IF anything has come out of this Brexit mess of potage we’re enduring, it surely is that the scales have fallen from our eyes.

What was left of our political innocence has been violated on the altar of our representatives’ brutal disregard for all that’s honourable and trusting.

No matter how much one had endured in loyally supporting the party of one’s hopes there was always the bedrock that never shifted – the unyielding core values, core principles of the whole.

Good, decent men and women have always held firm to that even as politicians waxed and waned through election and misfortune.

Of course, those who’ve considered themselves better educated, better informed, have always considered their cynicism to be a weapon best employed to counter disappointment.

But even the most cynical have been stunned, I would suggest, by the nonchalant disregard of any truth, any attempt to disguise the lies now peddled by some of the highest in the land.

Presiding over all is a perfidious, self-serving, twisting, twisted parody of a Prime Minister, prepared to throw country and family under the bus of his monstrous ambition.

Fish stinks from the head down. Though not necessarily in this case where the forms that cling to him rot away in their own stew pot of fevered jostling for position.

I think of the minor players like Mark Francois, Steve Baker, Bill Cash, Andrew Bridgen, Nigel Evans, Liz Truss – I could go on and on – who have shouldered their way before the TV cameras, glowing with their moment of fame/infamy.

They often parrot sheer nonsense which will have been disproved before their words fall to the stage.

I want to shout: ‘We see you.

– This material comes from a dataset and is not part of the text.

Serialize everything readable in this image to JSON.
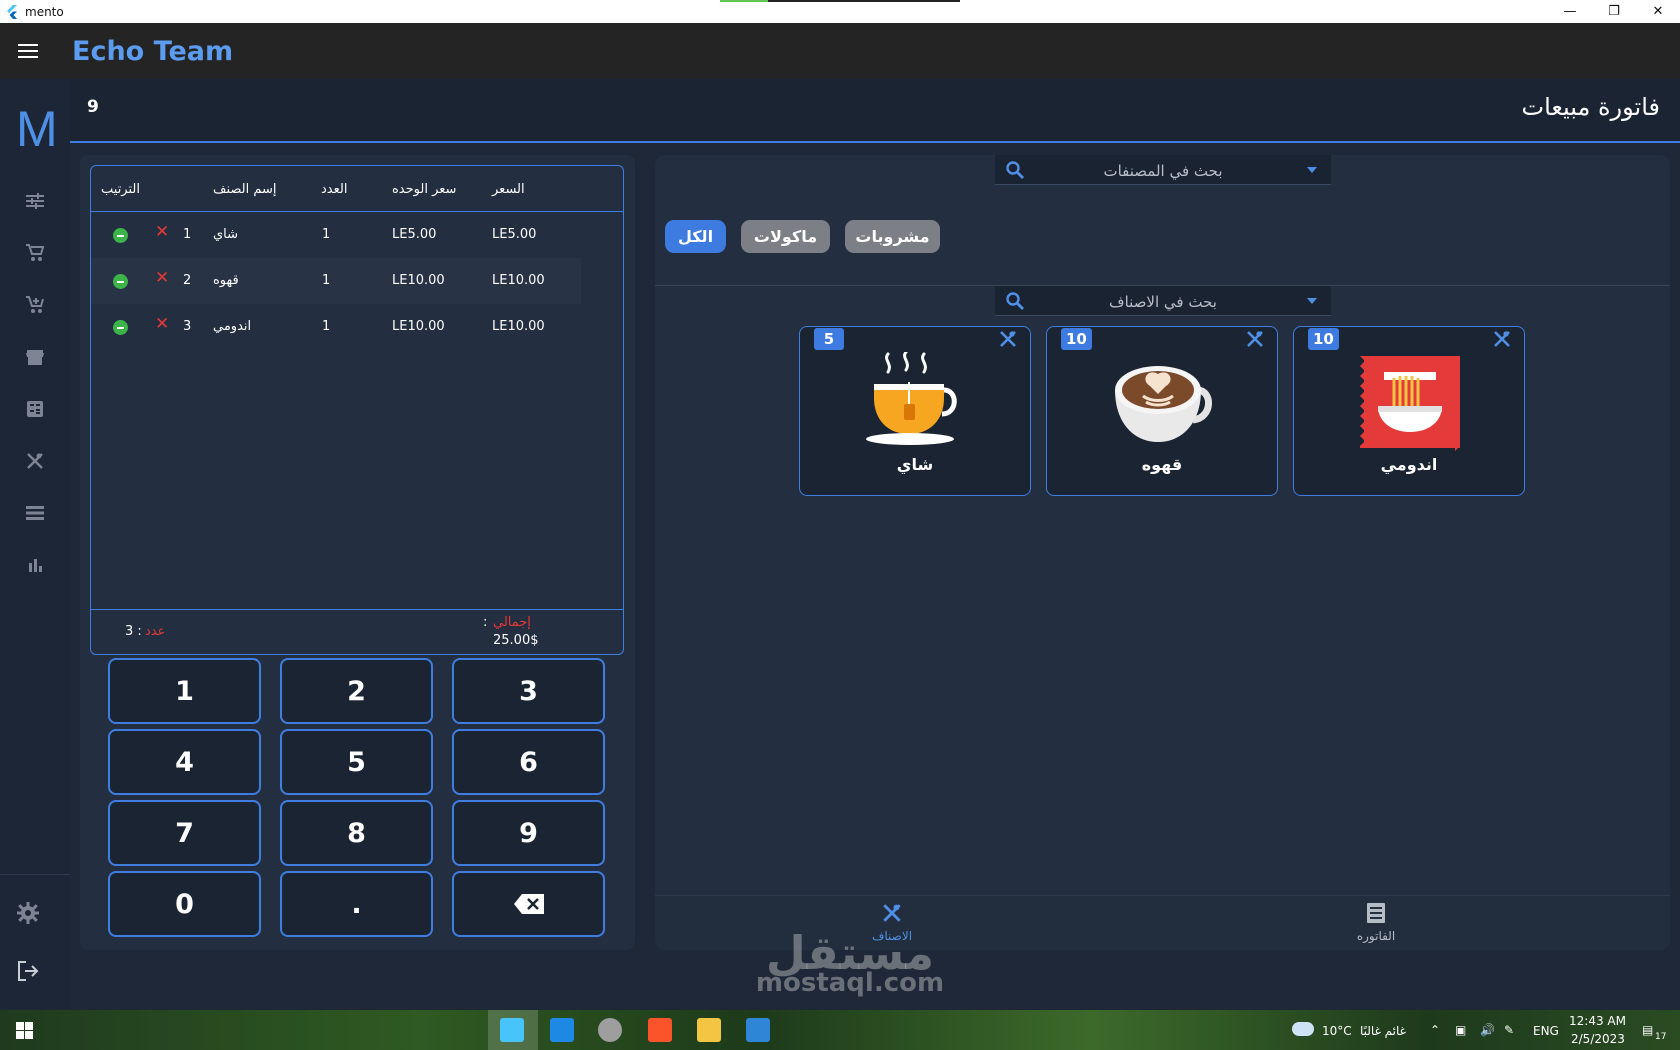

We see you.’ For do these fools not realise we are in the age of instant checks, instant playback, instant tick sheets where past words are transmitted within seconds?

The so-called official opposition, the Labour Party, is little better. Its leader twists, turns, dissembles, gazes rheumy eyed into a socialist world that can only be born of the destruction of the present system, and like Johnson, turns for advice to a shadowy, hollow-eyed, grey faced so-called mastermind.

And Jo Swinson. Ah. We instinctively know that with her earnest faux-smile and accent she will swim around the political shallows, weaving ever downwards and closer to the bigger fish who will swallow her as a canapé to their dubious main course.

And so, to the SNP. They have two formidable politicians who happen to be women – Joanna Cherry, QC and Nicola Sturgeon.

I am not of the school that believes that women are far finer creatures than men and would bring the world into a glorious, happy clappy future.

Priti Patel for starters. Kate Hoey. Andrea Leadsom, etc etc. Need one say more?

I know women are deadlier than the male….all secret services advise: shoot the woman first.

But these two, along with Anna Soubry, Jess Phillips and Yvette Cooper at least face the camera with a clear gaze and an answer to any question posed.

They do not play the public for fools; they still hold to their own bedrock but above all, respect the electorate, not use them in an inter-house competition where winning is all.

As I write the FM is giving her conference speech. She tells her audience ‘we will not win independence the Brexit way.’ It will be done by inspiration and persuasion.

Already my twitter feed is filling up from all corners of the UK and further afield with admiration for her. Many, mainly from England, say: we need a Nicola Sturgeon.

They say it, obviously with no love or interest in an independent Scotland, but because they like her straight, non-dissembling replies in interviews. She answers the questions put to her.

With the charlatans in power and opposition, they’ve forgotten that questions can actually be answered. It’s refreshing and reminds them that politics can be again what they once believed it was.

Behind stage it is clear that there are disputes and divergences of opinions of the way forward. Bitter words have been uttered. There are many, within the party and within the public, who are deeply divided by the FM.

That is fine. That is healthy argument. Brexit surely has shown that it is not simply ‘my party, right or wrong.’ Not even ‘my country, right or wrong.’

I don’t know where we’ll be when you read this. How often have I written this these turbulent months? The fat lady may have retired, once again, to the wings, or she’s finally singing her aria on stage.

The FM may have have calmed her fractious, headstrong wings … she may not.

Jo Swinson may still be shuffling to get into place beside Johnson and Farage will be erupting – of that we can be sure.

One thing only is certain. For the public, when innocence is lost, a bitter taste is left and contempt seeps through, infecting all parties, all ideologies.

When the bedrock is cracked open … the real nasties crawl out. Too dystopian? God, I hope so, but it’s only Tuesday in my column.